JAKARTA (Reuters) - Facebook Inc’s (FB.O) WhatsApp is limiting worldwide the number of times a user can forward a message to five, starting on Monday, as the popular messaging service looks to fight “misinformation and rumours”, company executives said on Monday.
Previously, a WhatsApp user could forward a message to 20 individuals or groups. The limit of five is in expansion of a measure WhatsApp put in place in India in July after the spread of rumours on social media led to killings and lynching attempts.
“We’re imposing a limit of five messages all over the world as of today,” Victoria Grand, vice president for policy and communications at WhatsApp, said at an event in the Indonesian capital.
WhatsApp, which has around 1.5 billion users, has been trying to find ways to stop misuse of the app, following global concern that the platform was being used to spread fake news, manipulated photos, videos without context, and audio hoaxes, with no way to monitor their origin or full reach.
The messaging service became part of the political battleground in Brazil’s presidential election last October, with far-right candidate Jair Bolsonaro facing claims of using the app to spread falsehoods related to his main opponent. Bolsonaro, who ended up coasting to victory, has denied the charges.
The messaging app was also used to mobilise support for a massive truckers strike in Brazil during May 2018 that blocked the country’s main roadways for about 10 days and hampered everything from fuel deliveries to gas stations to shipments of commodities at ports.

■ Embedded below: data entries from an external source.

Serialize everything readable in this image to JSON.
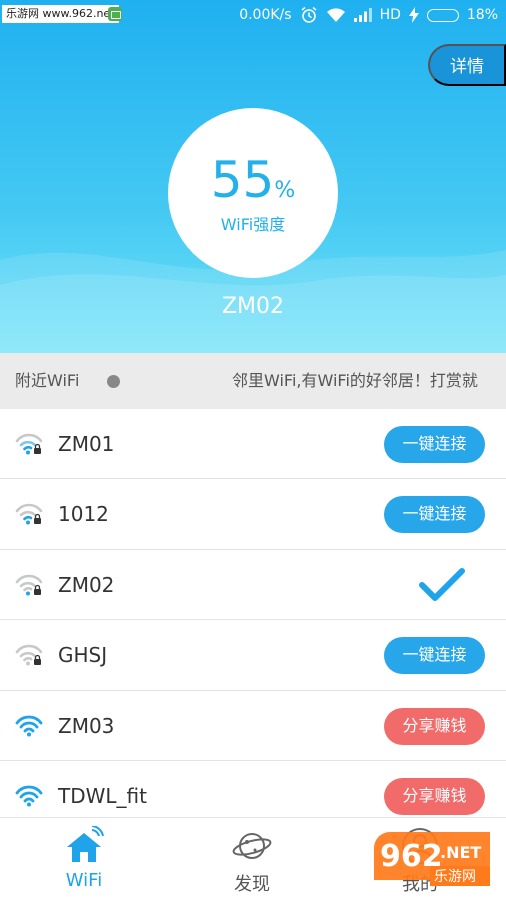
{
  "status_bar": {
    "watermark": "乐游网 www.962.net",
    "net_speed": "0.00K/s",
    "network": "HD",
    "battery": "18%",
    "battery_level": 0.18
  },
  "header": {
    "detail_button": "详情",
    "strength_value": "55",
    "strength_unit": "%",
    "strength_label": "WiFi强度",
    "connected_ssid": "ZM02"
  },
  "nearby": {
    "label": "附近WiFi",
    "marquee": "邻里WiFi,有WiFi的好邻居！打赏就"
  },
  "wifi_list": [
    {
      "name": "ZM01",
      "action": "一键连接",
      "type": "connect"
    },
    {
      "name": "1012",
      "action": "一键连接",
      "type": "connect"
    },
    {
      "name": "ZM02",
      "action": "",
      "type": "connected"
    },
    {
      "name": "GHSJ",
      "action": "一键连接",
      "type": "connect"
    },
    {
      "name": "ZM03",
      "action": "分享赚钱",
      "type": "share"
    },
    {
      "name": "TDWL_fit",
      "action": "分享赚钱",
      "type": "share"
    }
  ],
  "bottom_nav": {
    "wifi": "WiFi",
    "discover": "发现",
    "me": "我的"
  },
  "watermark_logo": {
    "number": "962",
    "suffix": ".NET",
    "cn": "乐游网"
  },
  "colors": {
    "accent": "#1fa3ea",
    "connect": "#27a6ea",
    "share": "#f26b6b"
  }
}
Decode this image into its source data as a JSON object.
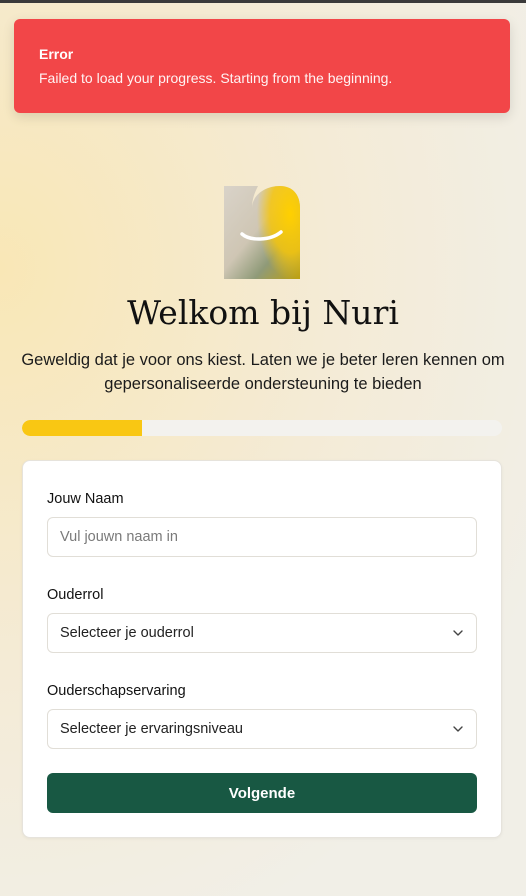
{
  "toast": {
    "title": "Error",
    "message": "Failed to load your progress. Starting from the beginning."
  },
  "header": {
    "title": "Welkom bij Nuri",
    "subtitle": "Geweldig dat je voor ons kiest. Laten we je beter leren kennen om gepersonaliseerde ondersteuning te bieden"
  },
  "progress": {
    "fraction": 0.25,
    "color": "#f9c713"
  },
  "form": {
    "name_label": "Jouw Naam",
    "name_placeholder": "Vul jouwn naam in",
    "role_label": "Ouderrol",
    "role_value": "Selecteer je ouderrol",
    "experience_label": "Ouderschapservaring",
    "experience_value": "Selecteer je ervaringsniveau",
    "submit_label": "Volgende"
  },
  "colors": {
    "error": "#f24648",
    "accent": "#f9c713",
    "primary_button": "#185843"
  },
  "icons": {
    "logo": "nuri-logo-icon",
    "select_arrow": "chevron-down-icon"
  }
}
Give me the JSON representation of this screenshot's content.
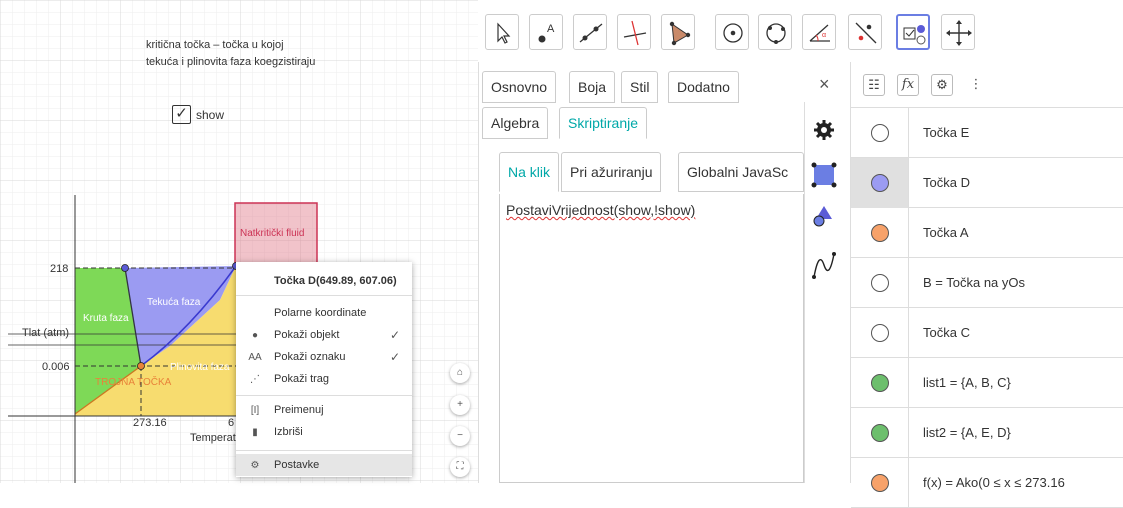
{
  "graphics": {
    "caption_line1": "kritična točka – točka u kojoj",
    "caption_line2": "tekuća i plinovita faza koegzistiraju",
    "checkbox_label": "show",
    "checkbox_checked": true,
    "y_tick_218": "218",
    "y_tick_0006": "0.006",
    "y_axis_label": "Tlat (atm)",
    "x_tick_27316": "273.16",
    "x_axis_label": "Temperat",
    "x_tick_partial": "6",
    "label_supercritical": "Natkritički fluid",
    "label_liquid": "Tekuća faza",
    "label_solid": "Kruta faza",
    "label_gas": "Plinovita faza",
    "label_triple": "TROJNA TOČKA",
    "colors": {
      "solid": "#7ed957",
      "liquid": "#9b9bf2",
      "gas": "#f7dc6f",
      "supercritical": "#e07a8a",
      "point_D": "#5b5bd6",
      "point_A": "#e8833a"
    }
  },
  "context_menu": {
    "title": "Točka D(649.89, 607.06)",
    "items": [
      {
        "label": "Polarne koordinate",
        "icon": "",
        "checked": false
      },
      {
        "label": "Pokaži objekt",
        "icon": "show-object-icon",
        "checked": true
      },
      {
        "label": "Pokaži oznaku",
        "icon": "show-label-icon",
        "checked": true
      },
      {
        "label": "Pokaži trag",
        "icon": "trace-icon",
        "checked": false
      },
      {
        "label": "Preimenuj",
        "icon": "rename-icon",
        "checked": false
      },
      {
        "label": "Izbriši",
        "icon": "delete-icon",
        "checked": false
      },
      {
        "label": "Postavke",
        "icon": "gear-icon",
        "checked": false
      }
    ]
  },
  "toolbar": {
    "tools": [
      "move-tool",
      "point-tool",
      "line-tool",
      "perpendicular-tool",
      "polygon-tool",
      "circle-tool",
      "circle-three-points-tool",
      "angle-tool",
      "reflect-tool",
      "checkbox-tool",
      "move-view-tool"
    ]
  },
  "properties": {
    "tabs_row1": [
      "Osnovno",
      "Boja",
      "Stil",
      "Dodatno"
    ],
    "close": "×",
    "tabs_row2": [
      "Algebra",
      "Skriptiranje"
    ],
    "script_tabs": [
      "Na klik",
      "Pri ažuriranju",
      "Globalni JavaSc"
    ],
    "script_text": "PostaviVrijednost(show,!show)"
  },
  "algebra": {
    "rows": [
      {
        "text": "Točka E",
        "color": "#ffffff",
        "selected": false
      },
      {
        "text": "Točka D",
        "color": "#9b9bf2",
        "selected": true
      },
      {
        "text": "Točka A",
        "color": "#f7a26a",
        "selected": false
      },
      {
        "text": "B = Točka na yOs",
        "color": "#ffffff",
        "selected": false
      },
      {
        "text": "Točka C",
        "color": "#ffffff",
        "selected": false
      },
      {
        "text": "list1 = {A, B, C}",
        "color": "#6dbf6d",
        "selected": false
      },
      {
        "text": "list2 = {A, E, D}",
        "color": "#6dbf6d",
        "selected": false
      },
      {
        "text": "f(x) = Ako(0 ≤ x ≤ 273.16",
        "color": "#f7a26a",
        "selected": false
      }
    ]
  }
}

The app’s end-to-end encryption allows groups of hundreds of users to exchange texts, photos and video beyond the oversight of independent fact checkers or even the platform itself.
WhatsApp will roll out an update to activate the new forward limit, starting on Monday, WhatsApp’s head of communications Carl Woog told Reuters.
Users of devices running Google’s Android system will receive the update first, followed by users of Apple Inc’s (AAPL.O) iOS.
Reporting by Fanny Potkin, Jessica Damiana and Ana Mano; Editing by Sayantani Ghosh and Muralikumar Anantharaman